A quality rosť is all about timing
JIM BEAUREGARD |
June 10. 2014 8:13PM
Summer has finally arrived and so we should look at a few summer reds — and by red I include rosé.
Rosé is all about the timing of the winemaking.
If, for instance, you are making a deep, dark Cabernet Sauvignon, you will want to leave the grapes in the vat for days on end after you crush them. Most of a wine’s color comes from the grape skins, not the pulp of the grape itself, which tends to be grayish. The long process is also how tannins are transferred to the juice. The longer the grape juice sits with its skins, the darker the color will be, and the higher the tannin.
If, however, you want to make a lighter summer wine, the trick is to pull the grape juice off the skins soon after everything goes into the vat – sometimes only a few hours after. When you do that, you wind up with a refreshing summer rosé.
Here are a couple that I recently sampled.
-- Mulderbosch 2013 Rosé, Rosé of Cabernet Sauvignon, Stellenbosch, South Africa, $10.99, 12.5% abv. South Africa has truly come into its own as a world-class winemaking region; its wines are found and respected the world over. Mulderbosch has been around for a few years now, and each new vintage is something to look forward to. This rosé is salmon pink, vibrant in color, with a clean refreshing nose of light red fruit. The palate is just off-dry, the medium acidity and body, well-integrated alcohol, and medium-plus flavor intensity, with flavors of strawberry, and just a hint of currant. Light tannin. Light and refreshing for summer. 87 points.

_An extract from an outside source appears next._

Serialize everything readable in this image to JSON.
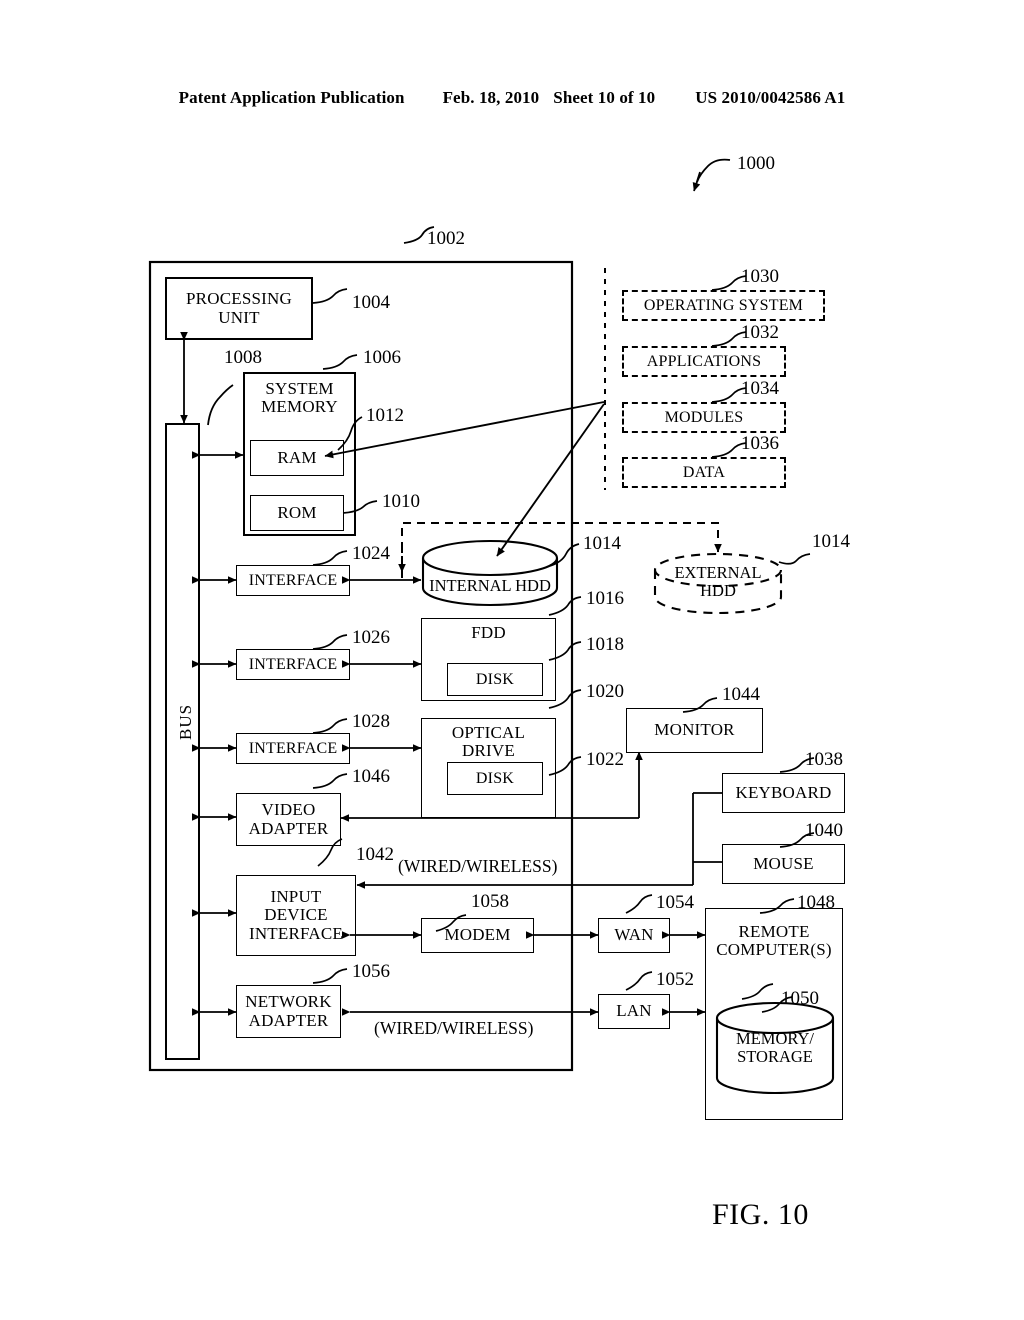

-- Berlucchi 2013 Franciacorta 61 Rosé, 12.5% abv. The Mulderbosch above is a still wine, meaning no bubbles. Rosé can also be sparkling and zesty. This rosé is a lighter pink with salmon hue, with fast-rising bubbles. The nose is clean and light, with red fruit. The palate is light and zippy (I’m not sure that’s an official wine word, but you get the idea), with very little tannin, off-dry, with balanced alcohol, and medium flavor intensity of red fruit including strawberry and a bit of cherry. Good balance of components, and ready for summer. Rosés like this are not typically for laying down; rather, it’s buy now drink now. Especially on a hot day. 86 points.
-- Now, if you are one of those folks who drink heavy reds year round, consider Tuscany’s Avignonesi 2011 Vino Nobile di Montepulciano DOCG, 14% abv. Purple with some ruby hues, deeper core, dark fruit and graphite on the nose with hints of cedar too. Dry, with medium-plus tannin, medium acidity, medium alcohol, and medium smooth body, and flavors of black fruit including black berry, some currant, hints of red fruit and cedar in the background. Smooth and supple, a wine for heavier foods, grilled or roasted. 84 points.
Jim Beauregard is a local wine and beer writer who can be reached at firstname.lastname@example.org.